The 27-minute "Que Es Un Fantasma": The Making of The Devil's Backbone is broken up into six individually accessible featurettes but also flows smoothly as one long documentary (when you press Play All). Enchanted Horror Tale (The Story) speaks to the origin of the film's story, with talking-head contributions from del Toro, writer Antonio Trashorras, and actor Edwardo Noriega. "Insects Trapped in Amber" (Production) offers insights from art director Cesar Macarron, unit production manager Esther Garcia, and director of photography Guillermo Navarro, with a particular focus on the film's color palette. Realizing del Toro's Vision (Prosthetic Effects) features interviews with make-up effects designers David Marti and Montse Ribe about blood and violence and ghostly decay. An Adult Approach (Working with Child Actors) focuses on del Toro's affinity with child performers, with good interview snippets with actor Fernando Tielve (Carlos). The longest section, Anchoring Fantasy in Everyday Life (The Characters), offers terrific input from many of the actors, including Federico Luppi (Casares), Inigo Garces (Jaime), Irene Visedo (Conchita), Eduardo Noriega (Jacinto), and Marisa Paredes (Carmen). Finally, A Director Like None Other (Working with del Toro) is obviously a celebration of the great working relationships that the cast and crew have with the director. Luppi, Paredes, Noriega, Marti, and Navarro all contribute to the praise, calling him, affectionately, "brilliant and a pain in the neck." This piece is in Spanish with English subtitles.

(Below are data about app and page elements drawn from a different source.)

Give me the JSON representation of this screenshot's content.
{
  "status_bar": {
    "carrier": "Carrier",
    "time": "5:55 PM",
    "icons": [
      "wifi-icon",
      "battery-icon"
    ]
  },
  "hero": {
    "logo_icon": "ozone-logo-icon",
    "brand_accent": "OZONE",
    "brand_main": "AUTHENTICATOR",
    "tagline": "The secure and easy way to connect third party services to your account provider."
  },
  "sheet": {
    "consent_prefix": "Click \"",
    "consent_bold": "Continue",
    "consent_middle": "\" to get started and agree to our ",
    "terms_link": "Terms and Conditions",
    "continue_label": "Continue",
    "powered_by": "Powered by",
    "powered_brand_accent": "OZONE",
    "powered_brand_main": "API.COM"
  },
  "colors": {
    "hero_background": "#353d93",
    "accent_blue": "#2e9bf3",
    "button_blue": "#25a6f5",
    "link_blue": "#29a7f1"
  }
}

A Deleted Scenes section features four scenes adding up to only 4 minutes. They're titled Carlos and the Principal, Encounter in the Plaza, Carmen and Conchita: After the Confession, and "I'm Coming with You. None are terribly essential or fascinating, but they're worth a one-time viewing. You can watch with or without commentary by del Toro.
Thumbnail/Storyboard Comparisons offers split-screen views of six sequences from the film: Main Titles/Credits, Sleeping Quarters, The Bomb, The Ribbon, Keyhole, and Who Are You? Some of these comparisons offer looks at del Toro thumbnails, storyboards, and finished film, and some eschew the thumbnails.
A nice section titled Galleries lets you view original art (mostly extremely accomplished art by del Toro himself) for Characters, Art Direction/Design, Prosthetic Effects, Thumbnails, and Del Toro's Director's Notebook.
Wrapping up the extras are Previews for The Devil's Backbone, Hellboy, and Darkness Falls.
WHAT'S LEFT TO SAY?
After del Toro's recent foray into big-budget Hollywood comic-book fun, Hellboy, it's nice to return to the director's finer, more thoughtful work on The Devil's Backbone, a thoroughly engaging and poignant tale. This DVD offers a terrific opportunity to explore the film from a new perspective, with improved technical aspects and a commentary that's truly a winner.